Records shown Block Start
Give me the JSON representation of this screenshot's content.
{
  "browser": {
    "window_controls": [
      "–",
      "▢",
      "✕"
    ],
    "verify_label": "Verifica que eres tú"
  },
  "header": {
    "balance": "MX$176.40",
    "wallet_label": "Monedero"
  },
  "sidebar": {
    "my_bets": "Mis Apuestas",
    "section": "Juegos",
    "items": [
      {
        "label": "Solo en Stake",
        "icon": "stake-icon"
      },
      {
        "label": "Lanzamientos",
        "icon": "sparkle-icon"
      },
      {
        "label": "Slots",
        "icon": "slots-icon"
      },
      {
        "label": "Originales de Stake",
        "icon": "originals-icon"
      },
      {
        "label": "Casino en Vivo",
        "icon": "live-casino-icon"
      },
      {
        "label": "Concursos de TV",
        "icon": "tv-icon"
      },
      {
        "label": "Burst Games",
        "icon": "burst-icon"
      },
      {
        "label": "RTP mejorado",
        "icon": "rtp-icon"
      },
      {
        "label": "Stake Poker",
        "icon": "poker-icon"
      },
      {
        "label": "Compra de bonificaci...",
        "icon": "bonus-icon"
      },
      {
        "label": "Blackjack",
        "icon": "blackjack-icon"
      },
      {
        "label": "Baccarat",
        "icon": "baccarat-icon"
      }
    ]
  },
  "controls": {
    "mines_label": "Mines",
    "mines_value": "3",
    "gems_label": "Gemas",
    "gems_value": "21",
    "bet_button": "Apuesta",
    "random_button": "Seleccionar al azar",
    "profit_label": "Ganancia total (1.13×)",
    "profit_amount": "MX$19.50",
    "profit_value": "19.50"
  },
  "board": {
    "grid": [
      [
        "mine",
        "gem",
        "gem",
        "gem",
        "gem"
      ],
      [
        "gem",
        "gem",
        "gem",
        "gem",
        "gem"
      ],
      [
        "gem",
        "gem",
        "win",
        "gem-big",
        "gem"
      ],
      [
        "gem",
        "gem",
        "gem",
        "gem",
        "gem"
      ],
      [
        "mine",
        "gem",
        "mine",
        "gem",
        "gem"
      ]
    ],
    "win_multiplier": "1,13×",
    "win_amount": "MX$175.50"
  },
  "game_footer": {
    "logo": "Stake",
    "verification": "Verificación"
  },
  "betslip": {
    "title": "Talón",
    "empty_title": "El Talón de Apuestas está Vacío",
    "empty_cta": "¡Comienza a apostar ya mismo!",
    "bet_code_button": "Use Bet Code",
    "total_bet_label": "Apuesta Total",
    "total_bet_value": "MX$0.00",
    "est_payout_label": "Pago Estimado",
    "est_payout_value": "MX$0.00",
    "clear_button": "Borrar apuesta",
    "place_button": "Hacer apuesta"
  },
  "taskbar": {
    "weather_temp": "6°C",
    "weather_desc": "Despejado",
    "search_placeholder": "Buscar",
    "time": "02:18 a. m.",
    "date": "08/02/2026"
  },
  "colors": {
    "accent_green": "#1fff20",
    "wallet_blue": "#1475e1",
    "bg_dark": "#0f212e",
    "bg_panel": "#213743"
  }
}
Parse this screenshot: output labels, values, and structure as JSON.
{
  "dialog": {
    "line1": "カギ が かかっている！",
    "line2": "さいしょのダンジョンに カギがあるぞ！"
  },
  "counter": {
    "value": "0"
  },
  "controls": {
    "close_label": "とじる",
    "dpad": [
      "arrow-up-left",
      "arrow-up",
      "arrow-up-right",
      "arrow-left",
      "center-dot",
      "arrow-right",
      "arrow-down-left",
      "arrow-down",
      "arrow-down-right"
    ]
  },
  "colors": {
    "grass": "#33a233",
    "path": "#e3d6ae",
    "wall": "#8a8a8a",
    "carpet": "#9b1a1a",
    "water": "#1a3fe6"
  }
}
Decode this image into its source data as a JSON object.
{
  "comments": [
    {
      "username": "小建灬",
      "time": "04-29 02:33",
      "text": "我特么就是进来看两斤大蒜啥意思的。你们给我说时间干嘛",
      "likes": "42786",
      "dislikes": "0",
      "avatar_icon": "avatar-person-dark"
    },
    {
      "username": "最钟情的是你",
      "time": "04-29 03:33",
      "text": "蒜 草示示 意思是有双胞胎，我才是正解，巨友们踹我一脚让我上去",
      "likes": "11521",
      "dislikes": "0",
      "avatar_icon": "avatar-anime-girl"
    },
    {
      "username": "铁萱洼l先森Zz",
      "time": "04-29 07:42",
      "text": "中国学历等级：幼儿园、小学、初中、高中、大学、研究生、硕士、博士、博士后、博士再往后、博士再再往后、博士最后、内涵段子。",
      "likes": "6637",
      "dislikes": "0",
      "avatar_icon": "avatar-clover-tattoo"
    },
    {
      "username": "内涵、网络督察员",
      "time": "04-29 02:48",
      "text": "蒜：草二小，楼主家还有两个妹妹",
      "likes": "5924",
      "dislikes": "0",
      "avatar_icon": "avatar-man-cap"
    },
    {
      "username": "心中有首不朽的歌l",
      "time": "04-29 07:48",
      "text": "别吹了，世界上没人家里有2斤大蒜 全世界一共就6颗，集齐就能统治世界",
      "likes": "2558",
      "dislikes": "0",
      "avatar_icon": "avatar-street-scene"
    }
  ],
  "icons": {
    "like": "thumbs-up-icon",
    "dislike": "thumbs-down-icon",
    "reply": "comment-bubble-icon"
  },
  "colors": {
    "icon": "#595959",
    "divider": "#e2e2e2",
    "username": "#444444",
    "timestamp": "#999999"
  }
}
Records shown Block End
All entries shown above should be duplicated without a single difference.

#### Result of this exercise
Give me the JSON representation of this screenshot's content.
{
  "browser": {
    "window_controls": [
      "–",
      "▢",
      "✕"
    ],
    "verify_label": "Verifica que eres tú"
  },
  "header": {
    "balance": "MX$176.40",
    "wallet_label": "Monedero"
  },
  "sidebar": {
    "my_bets": "Mis Apuestas",
    "section": "Juegos",
    "items": [
      {
        "label": "Solo en Stake",
        "icon": "stake-icon"
      },
      {
        "label": "Lanzamientos",
        "icon": "sparkle-icon"
      },
      {
        "label": "Slots",
        "icon": "slots-icon"
      },
      {
        "label": "Originales de Stake",
        "icon": "originals-icon"
      },
      {
        "label": "Casino en Vivo",
        "icon": "live-casino-icon"
      },
      {
        "label": "Concursos de TV",
        "icon": "tv-icon"
      },
      {
        "label": "Burst Games",
        "icon": "burst-icon"
      },
      {
        "label": "RTP mejorado",
        "icon": "rtp-icon"
      },
      {
        "label": "Stake Poker",
        "icon": "poker-icon"
      },
      {
        "label": "Compra de bonificaci...",
        "icon": "bonus-icon"
      },
      {
        "label": "Blackjack",
        "icon": "blackjack-icon"
      },
      {
        "label": "Baccarat",
        "icon": "baccarat-icon"
      }
    ]
  },
  "controls": {
    "mines_label": "Mines",
    "mines_value": "3",
    "gems_label": "Gemas",
    "gems_value": "21",
    "bet_button": "Apuesta",
    "random_button": "Seleccionar al azar",
    "profit_label": "Ganancia total (1.13×)",
    "profit_amount": "MX$19.50",
    "profit_value": "19.50"
  },
  "board": {
    "grid": [
      [
        "mine",
        "gem",
        "gem",
        "gem",
        "gem"
      ],
      [
        "gem",
        "gem",
        "gem",
        "gem",
        "gem"
      ],
      [
        "gem",
        "gem",
        "win",
        "gem-big",
        "gem"
      ],
      [
        "gem",
        "gem",
        "gem",
        "gem",
        "gem"
      ],
      [
        "mine",
        "gem",
        "mine",
        "gem",
        "gem"
      ]
    ],
    "win_multiplier": "1,13×",
    "win_amount": "MX$175.50"
  },
  "game_footer": {
    "logo": "Stake",
    "verification": "Verificación"
  },
  "betslip": {
    "title": "Talón",
    "empty_title": "El Talón de Apuestas está Vacío",
    "empty_cta": "¡Comienza a apostar ya mismo!",
    "bet_code_button": "Use Bet Code",
    "total_bet_label": "Apuesta Total",
    "total_bet_value": "MX$0.00",
    "est_payout_label": "Pago Estimado",
    "est_payout_value": "MX$0.00",
    "clear_button": "Borrar apuesta",
    "place_button": "Hacer apuesta"
  },
  "taskbar": {
    "weather_temp": "6°C",
    "weather_desc": "Despejado",
    "search_placeholder": "Buscar",
    "time": "02:18 a. m.",
    "date": "08/02/2026"
  },
  "colors": {
    "accent_green": "#1fff20",
    "wallet_blue": "#1475e1",
    "bg_dark": "#0f212e",
    "bg_panel": "#213743"
  }
}
Parse this screenshot: output labels, values, and structure as JSON.
{
  "dialog": {
    "line1": "カギ が かかっている！",
    "line2": "さいしょのダンジョンに カギがあるぞ！"
  },
  "counter": {
    "value": "0"
  },
  "controls": {
    "close_label": "とじる",
    "dpad": [
      "arrow-up-left",
      "arrow-up",
      "arrow-up-right",
      "arrow-left",
      "center-dot",
      "arrow-right",
      "arrow-down-left",
      "arrow-down",
      "arrow-down-right"
    ]
  },
  "colors": {
    "grass": "#33a233",
    "path": "#e3d6ae",
    "wall": "#8a8a8a",
    "carpet": "#9b1a1a",
    "water": "#1a3fe6"
  }
}
Decode this image into its source data as a JSON object.
{
  "comments": [
    {
      "username": "小建灬",
      "time": "04-29 02:33",
      "text": "我特么就是进来看两斤大蒜啥意思的。你们给我说时间干嘛",
      "likes": "42786",
      "dislikes": "0",
      "avatar_icon": "avatar-person-dark"
    },
    {
      "username": "最钟情的是你",
      "time": "04-29 03:33",
      "text": "蒜 草示示 意思是有双胞胎，我才是正解，巨友们踹我一脚让我上去",
      "likes": "11521",
      "dislikes": "0",
      "avatar_icon": "avatar-anime-girl"
    },
    {
      "username": "铁萱洼l先森Zz",
      "time": "04-29 07:42",
      "text": "中国学历等级：幼儿园、小学、初中、高中、大学、研究生、硕士、博士、博士后、博士再往后、博士再再往后、博士最后、内涵段子。",
      "likes": "6637",
      "dislikes": "0",
      "avatar_icon": "avatar-clover-tattoo"
    },
    {
      "username": "内涵、网络督察员",
      "time": "04-29 02:48",
      "text": "蒜：草二小，楼主家还有两个妹妹",
      "likes": "5924",
      "dislikes": "0",
      "avatar_icon": "avatar-man-cap"
    },
    {
      "username": "心中有首不朽的歌l",
      "time": "04-29 07:48",
      "text": "别吹了，世界上没人家里有2斤大蒜 全世界一共就6颗，集齐就能统治世界",
      "likes": "2558",
      "dislikes": "0",
      "avatar_icon": "avatar-street-scene"
    }
  ],
  "icons": {
    "like": "thumbs-up-icon",
    "dislike": "thumbs-down-icon",
    "reply": "comment-bubble-icon"
  },
  "colors": {
    "icon": "#595959",
    "divider": "#e2e2e2",
    "username": "#444444",
    "timestamp": "#999999"
  }
}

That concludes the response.